Training apparel is the most democratic of sport design. Stripped of any external ornament — like that which can come from team apparel — it speaks with function first.
“In the space of training, the aesthetic is 100 percent informed by a garment’s purpose,” says Kurt Parker, Nike’s VP of Apparel Design. Because of that, the category is ripe for evolution and experimentation. That’s where Matthew M Williams comes in. The American designer (now based in Italy) behind breakout label Alyx has made his name by deftly balancing a unique aesthetic with an unwavering eye for utility. Collaborating with Nike, Williams has produced a collection that gives a human touch to a data-driven, purpose-led series of training shirts, trousers and accessories for men and women.
As its base, the collection takes elements from last year’s AAE capsule, which offered a glimpse of the future by way of a T-shirt. In essence, it employs computational design to transform data (in this case, Atlas maps relaying heat and sweat zones as well as motion) into structural patterns that inform a new way of manufacturing a sport standard. “Whenever you get a hold of a way to visualize data, it lets you start thinking about how to solve the problem differently,” explains Parker.
For instance, keen consideration of advanced thermoregulation or biomechanics can challenge traditional garment patterning. “What computational design and computer data can offer is really the future of design,” affirms Williams. “It allows us to see things or take things further than we might otherwise. It helps to create a different perspective that we can build around. Working in tandem — with data and emotion — is super interesting.”
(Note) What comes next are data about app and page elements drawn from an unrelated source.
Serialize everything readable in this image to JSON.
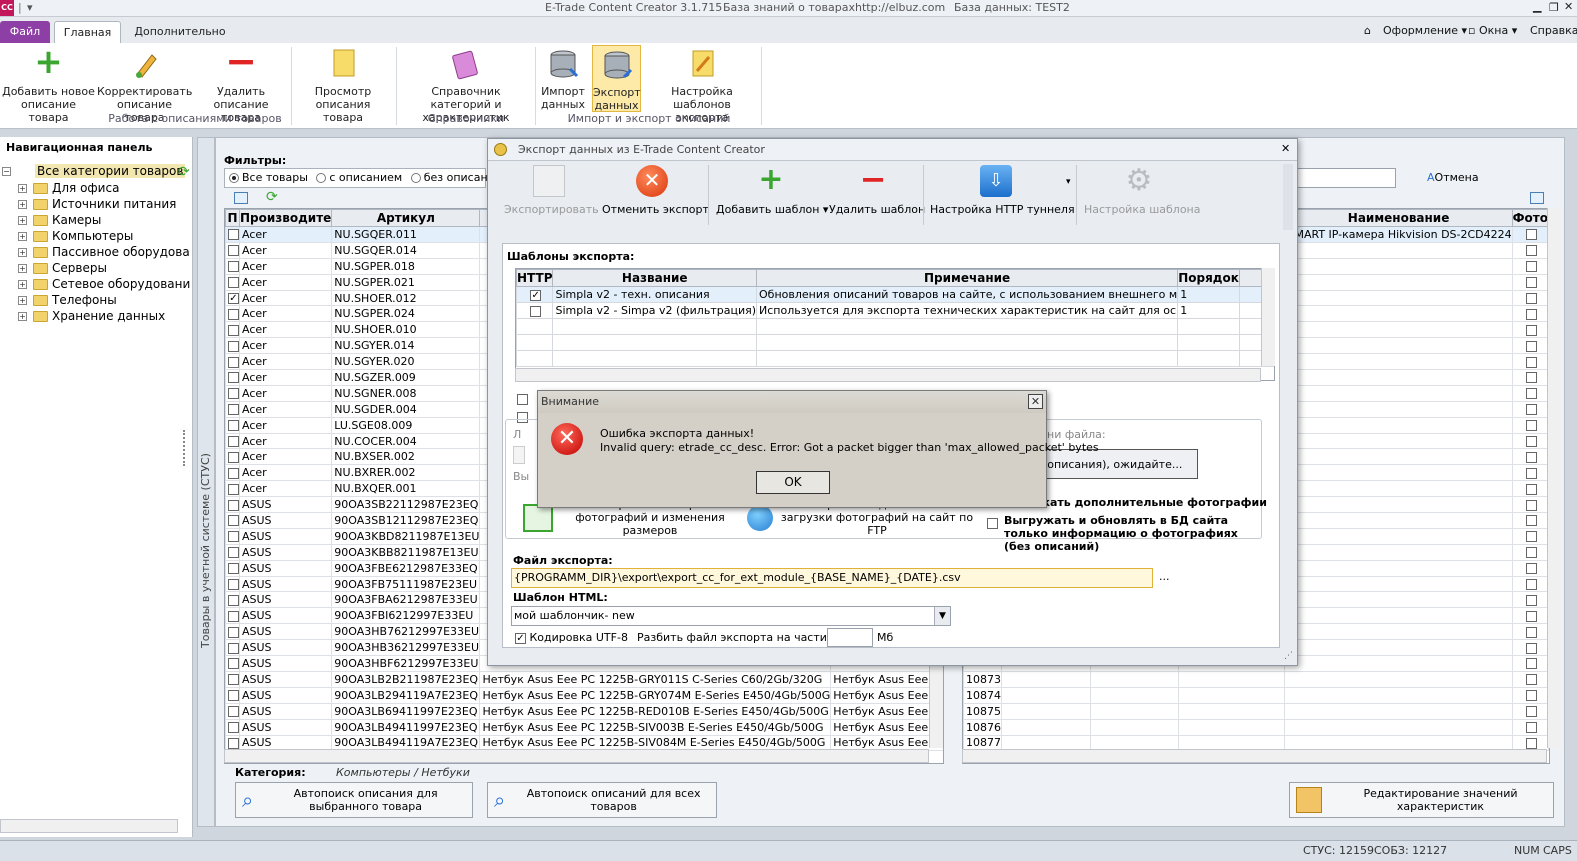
{
  "window": {
    "app_title": "E-Trade Content Creator 3.1.715",
    "kb": "База знаний о товарах",
    "url": "http://elbuz.com",
    "db": "База данных: TEST2",
    "icon_text": "CC"
  },
  "tabs": {
    "file": "Файл",
    "main": "Главная",
    "extra": "Дополнительно"
  },
  "topright": {
    "design": "Оформление",
    "windows": "Окна",
    "help": "Справка"
  },
  "ribbon": {
    "add": "Добавить новое описание товара",
    "edit": "Корректировать описание товара",
    "delete": "Удалить описание товара",
    "view": "Просмотр описания товара",
    "catalog": "Справочник категорий и характеристик",
    "import": "Импорт данных",
    "export": "Экспорт данных",
    "tplsetup": "Настройка шаблонов экспорта",
    "g1": "Работа с описаниями товаров",
    "g2": "Справочники",
    "g3": "Импорт и экспорт описаний"
  },
  "nav": {
    "title": "Навигационная панель",
    "root": "Все категории товаров",
    "items": [
      "Для офиса",
      "Источники питания",
      "Камеры",
      "Компьютеры",
      "Пассивное оборудова",
      "Серверы",
      "Сетевое оборудовани",
      "Телефоны",
      "Хранение данных"
    ]
  },
  "vtab": "Товары в учетной системе (СТУС)",
  "filters": {
    "label": "Фильтры:",
    "all": "Все товары",
    "with": "с описанием",
    "without": "без описания",
    "cancel": "Отмена"
  },
  "grid": {
    "headers": [
      "П",
      "Производите",
      "Артикул"
    ],
    "rows": [
      {
        "chk": false,
        "maker": "Acer",
        "sku": "NU.SGQER.011",
        "name": "",
        "note": ""
      },
      {
        "chk": false,
        "maker": "Acer",
        "sku": "NU.SGQER.014",
        "name": "",
        "note": ""
      },
      {
        "chk": false,
        "maker": "Acer",
        "sku": "NU.SGPER.018",
        "name": "",
        "note": ""
      },
      {
        "chk": false,
        "maker": "Acer",
        "sku": "NU.SGPER.021",
        "name": "",
        "note": ""
      },
      {
        "chk": true,
        "maker": "Acer",
        "sku": "NU.SHOER.012",
        "name": "",
        "note": ""
      },
      {
        "chk": false,
        "maker": "Acer",
        "sku": "NU.SGPER.024",
        "name": "",
        "note": ""
      },
      {
        "chk": false,
        "maker": "Acer",
        "sku": "NU.SHOER.010",
        "name": "",
        "note": ""
      },
      {
        "chk": false,
        "maker": "Acer",
        "sku": "NU.SGYER.014",
        "name": "",
        "note": ""
      },
      {
        "chk": false,
        "maker": "Acer",
        "sku": "NU.SGYER.020",
        "name": "",
        "note": ""
      },
      {
        "chk": false,
        "maker": "Acer",
        "sku": "NU.SGZER.009",
        "name": "",
        "note": ""
      },
      {
        "chk": false,
        "maker": "Acer",
        "sku": "NU.SGNER.008",
        "name": "",
        "note": ""
      },
      {
        "chk": false,
        "maker": "Acer",
        "sku": "NU.SGDER.004",
        "name": "",
        "note": ""
      },
      {
        "chk": false,
        "maker": "Acer",
        "sku": "LU.SGE08.009",
        "name": "",
        "note": ""
      },
      {
        "chk": false,
        "maker": "Acer",
        "sku": "NU.COCER.004",
        "name": "",
        "note": ""
      },
      {
        "chk": false,
        "maker": "Acer",
        "sku": "NU.BXSER.002",
        "name": "",
        "note": ""
      },
      {
        "chk": false,
        "maker": "Acer",
        "sku": "NU.BXRER.002",
        "name": "",
        "note": ""
      },
      {
        "chk": false,
        "maker": "Acer",
        "sku": "NU.BXQER.001",
        "name": "",
        "note": ""
      },
      {
        "chk": false,
        "maker": "ASUS",
        "sku": "90OA3SB22112987E23EQ",
        "name": "",
        "note": ""
      },
      {
        "chk": false,
        "maker": "ASUS",
        "sku": "90OA3SB12112987E23EQ",
        "name": "",
        "note": ""
      },
      {
        "chk": false,
        "maker": "ASUS",
        "sku": "90OA3KBD8211987E13EU",
        "name": "",
        "note": ""
      },
      {
        "chk": false,
        "maker": "ASUS",
        "sku": "90OA3KBB8211987E13EU",
        "name": "",
        "note": ""
      },
      {
        "chk": false,
        "maker": "ASUS",
        "sku": "90OA3FBE6212987E33EQ",
        "name": "",
        "note": ""
      },
      {
        "chk": false,
        "maker": "ASUS",
        "sku": "90OA3FB75111987E23EU",
        "name": "",
        "note": ""
      },
      {
        "chk": false,
        "maker": "ASUS",
        "sku": "90OA3FBA6212987E33EU",
        "name": "",
        "note": ""
      },
      {
        "chk": false,
        "maker": "ASUS",
        "sku": "90OA3FBI6212997E33EU",
        "name": "",
        "note": ""
      },
      {
        "chk": false,
        "maker": "ASUS",
        "sku": "90OA3HB76212997E33EU",
        "name": "",
        "note": ""
      },
      {
        "chk": false,
        "maker": "ASUS",
        "sku": "90OA3HB36212997E33EU",
        "name": "",
        "note": ""
      },
      {
        "chk": false,
        "maker": "ASUS",
        "sku": "90OA3HBF6212997E33EU",
        "name": "",
        "note": ""
      },
      {
        "chk": false,
        "maker": "ASUS",
        "sku": "90OA3LB2B211987E23EQ",
        "name": "Нетбук Asus Eee PC 1225B-GRY011S C-Series C60/2Gb/320G",
        "note": "Нетбук Asus Eee PC 1225B-GR"
      },
      {
        "chk": false,
        "maker": "ASUS",
        "sku": "90OA3LB294119A7E23EQ",
        "name": "Нетбук Asus Eee PC 1225B-GRY074M E-Series E450/4Gb/500G",
        "note": "Нетбук Asus Eee PC 1225B-GR"
      },
      {
        "chk": false,
        "maker": "ASUS",
        "sku": "90OA3LB69411997E23EQ",
        "name": "Нетбук Asus Eee PC 1225B-RED010B E-Series E450/4Gb/500G",
        "note": "Нетбук Asus Eee PC 1225B-RE"
      },
      {
        "chk": false,
        "maker": "ASUS",
        "sku": "90OA3LB49411997E23EQ",
        "name": "Нетбук Asus Eee PC 1225B-SIV003B E-Series E450/4Gb/500G",
        "note": "Нетбук Asus Eee PC 1225B-SI"
      },
      {
        "chk": false,
        "maker": "ASUS",
        "sku": "90OA3LB494119A7E23EQ",
        "name": "Нетбук Asus Eee PC 1225B-SIV084M E-Series E450/4Gb/500G",
        "note": "Нетбук Asus Eee PC 1225B-SI"
      }
    ]
  },
  "grid2": {
    "headers": [
      "Наименование",
      "Фото"
    ],
    "first_name": "SMART IP-камера Hikvision  DS-2CD4224",
    "ids": [
      "10873",
      "10874",
      "10875",
      "10876",
      "10877"
    ]
  },
  "bottom": {
    "category_label": "Категория:",
    "category_value": "Компьютеры / Нетбуки",
    "autosearch_one": "Автопоиск описания для выбранного товара",
    "autosearch_all": "Автопоиск описаний для всех товаров",
    "edit_values": "Редактирование значений характеристик"
  },
  "status": {
    "stus": "СТУС: 12159",
    "sobz": "СОБЗ: 12127",
    "num": "NUM",
    "caps": "CAPS"
  },
  "export": {
    "title": "Экспорт данных из E-Trade Content Creator",
    "btn_export": "Экспортировать",
    "btn_cancel": "Отменить экспорт",
    "btn_add": "Добавить шаблон",
    "btn_delete": "Удалить шаблон",
    "btn_http": "Настройка HTTP туннеля",
    "btn_tplsetup": "Настройка шаблона",
    "templates_label": "Шаблоны экспорта:",
    "tpl_headers": [
      "HTTP",
      "Название",
      "Примечание",
      "Порядок"
    ],
    "templates": [
      {
        "http": true,
        "name": "Simpla v2 - техн. описания",
        "note": "Обновления описаний товаров на сайте, с использованием внешнего м",
        "order": "1"
      },
      {
        "http": false,
        "name": "Simpla v2 - Simpa v2 (фильтрация)",
        "note": "Используется для экспорта технических характеристик на сайт для ос",
        "order": "1"
      }
    ],
    "file_name_hint": "ни файла:",
    "progress_text": "(описания), ожидайте...",
    "photo_cfg": "Настройка экспорта фотографий и изменения размеров",
    "ftp_cfg": "Настройка подключения и загрузки фотографий на сайт по FTP",
    "upload_extra": "жать дополнительные фотографии",
    "upload_only": "Выгружать и обновлять в БД сайта только информацию о фотографиях (без описаний)",
    "file_label": "Файл экспорта:",
    "file_value": "{PROGRAMM_DIR}\\export\\export_cc_for_ext_module_{BASE_NAME}_{DATE}.csv",
    "dots": "...",
    "html_label": "Шаблон HTML:",
    "html_value": "мой шаблончик- new",
    "utf8": "Кодировка UTF-8",
    "split": "Разбить файл экспорта на части, по:",
    "mb": "Мб",
    "left_hint1": "Л",
    "left_hint2": "Вы"
  },
  "alert": {
    "title": "Внимание",
    "line1": "Ошибка экспорта данных!",
    "line2": "Invalid query: etrade_cc_desc. Error: Got a packet bigger than 'max_allowed_packet' bytes",
    "ok": "OK"
  }
}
What computational design and computer data can offer is really the future of design. It helps to create a different perspective that we can build around.
Both believe that while data offers new opportunity, it alone doesn’t design. The opportunity comes from what Williams describes as adding an “organic feel.” For his collection, that is most apparent in his application of “imperfections” against the sharpness of the computer design, such as with the women’s mid-layer tank, which has a raw edge finish. “You need human beings to still figure out how to interpret data in a great way. The storytelling of how the product links to its use and bring an emotion to it into — tug on the heartstrings a little bit. That's where I see my role.”
That emotion is apparent in Williams’ choice of raw-edge details and in the tonality of the light bone Nike x MMW Men’s Long Sleeve Top.
Williams’ selected accessories also help ground the collection in broad use. Parker notes that the joy of working with Williams is that he brings some real world applications to the bleeding edge of Nike design. “You need functionality in multiple areas in a training collection because we know it won’t only be used in the gym. For example, you need pockets, and you need elements that are detachable and adaptable. Matthew included a towel as part of the collection, which is something that he knew was needed,” says Parker.
If the towel is the most purely functional of the accessories, Williams’ articulation of the Nike sock is the most playful — and most indicative of his capacity to give fresh shape to classic items. “That double sock, which I really love because of the scale and the familiarity of that specific item, putting the tweak on it, I think, allows for a new but familiar emotion.”
The Nike x MMW collection releases July 12.